- Replaced qemu Linux binary with qemu-system-i386 and qemu-system-x86_64
- Changed Linux launch script to auto-sense 32 or 64 bit and use correct binary.
- Added tce-load -wi python-distribute to Python.sh
- Added sudo easy_install pip to Python.sh
- Added entries to .filetool.lst to make pip persistent
- Added pxe-rtl8139.bin and vapic.bin to MacOS folder per net feedback
- Set the stage for a git video tutorial
- Added curl and expat2 requirements for git when Python server builds
- Added “export GIT_SSL_NO_VERIFY=true” to .ashrc for git pushing
- Greatly enhanced tutorials at localhost:8080
- Added bottle.py Python Web framework
- Opened port 8888 for Python web development work
- Added menu option #4 for installing Python, vim & git
- Expanded Reset scripts to clean up Dropbox collision files
Planned longer term improvements
- Eliminate use of SDL library. Replace with ncurses and pdcurses.
- Get rid of “flashing” problem in Linux
- Get rid of pointer-grabbing
- Find or compile the “perfect” binary for each platform (older qemu’s?)
- Find or compile the “perfect” Linux kernel (less hardware support)
- Compile & submit my own optimized Tiny Core Linux extensions
- Get rid of XLibs and other graphics related overhead
Call For Help: QEMU & Linux Kernel Gurus
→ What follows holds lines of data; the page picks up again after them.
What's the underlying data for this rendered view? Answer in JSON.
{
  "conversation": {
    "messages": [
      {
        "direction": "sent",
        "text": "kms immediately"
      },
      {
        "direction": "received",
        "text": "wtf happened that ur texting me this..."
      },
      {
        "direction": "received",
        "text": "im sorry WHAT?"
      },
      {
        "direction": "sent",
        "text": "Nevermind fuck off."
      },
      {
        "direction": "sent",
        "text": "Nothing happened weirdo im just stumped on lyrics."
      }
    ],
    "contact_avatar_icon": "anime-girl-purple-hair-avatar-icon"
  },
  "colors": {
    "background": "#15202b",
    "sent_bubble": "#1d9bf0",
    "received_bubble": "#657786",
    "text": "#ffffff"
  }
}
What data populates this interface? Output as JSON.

I need QEMU compiled with barebones hardware support and ncurses/pdcurses support. The binaries should be as small as possible, with as few dependencies as possible—which means probably not the latest version of QEMU. So, I need to choose the ideal QEMU version, and strip out as many of the hardware support options as possible, for Linux, Mac and Windows platforms. I also need a similarly minimal Linux kernel. If you’re a QEMU or Linux kernel guru interested in helping with the Levinux project, I want to hear from you (use the contact form on the side).
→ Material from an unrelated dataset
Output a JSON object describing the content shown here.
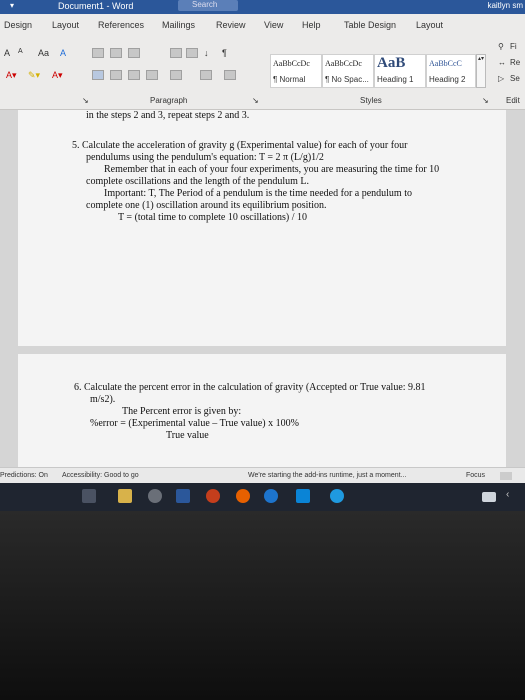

Minimal Linux Distro Considerations
I chose Tiny Core Linux due its all-in-RAM embedded Linux philosophy along with its decent software repository system, but I am always keeping my options open, looking for better cloud compatibility. Here are some versions I’m keeping tabs on:
- Tiny Core Linux – Chosen due to nearly incorruptible all-in-RAM embedded OS philosophy.
- TTYLinux – Installs on Amazon EC2 and uses the more standard pacman package manager. Very strong contender.
- Slitaz – Seems more popular and “user friendly” than Tiny Core.
- Aboriginal Linux – Aboriginal Linux is a shell script that builds the smallest/simplest linux system capable of rebuilding itself from source code.
This forum contains 67 topics and 196 replies, and was last updated by Mike Levin 1 month, 3 weeks ago.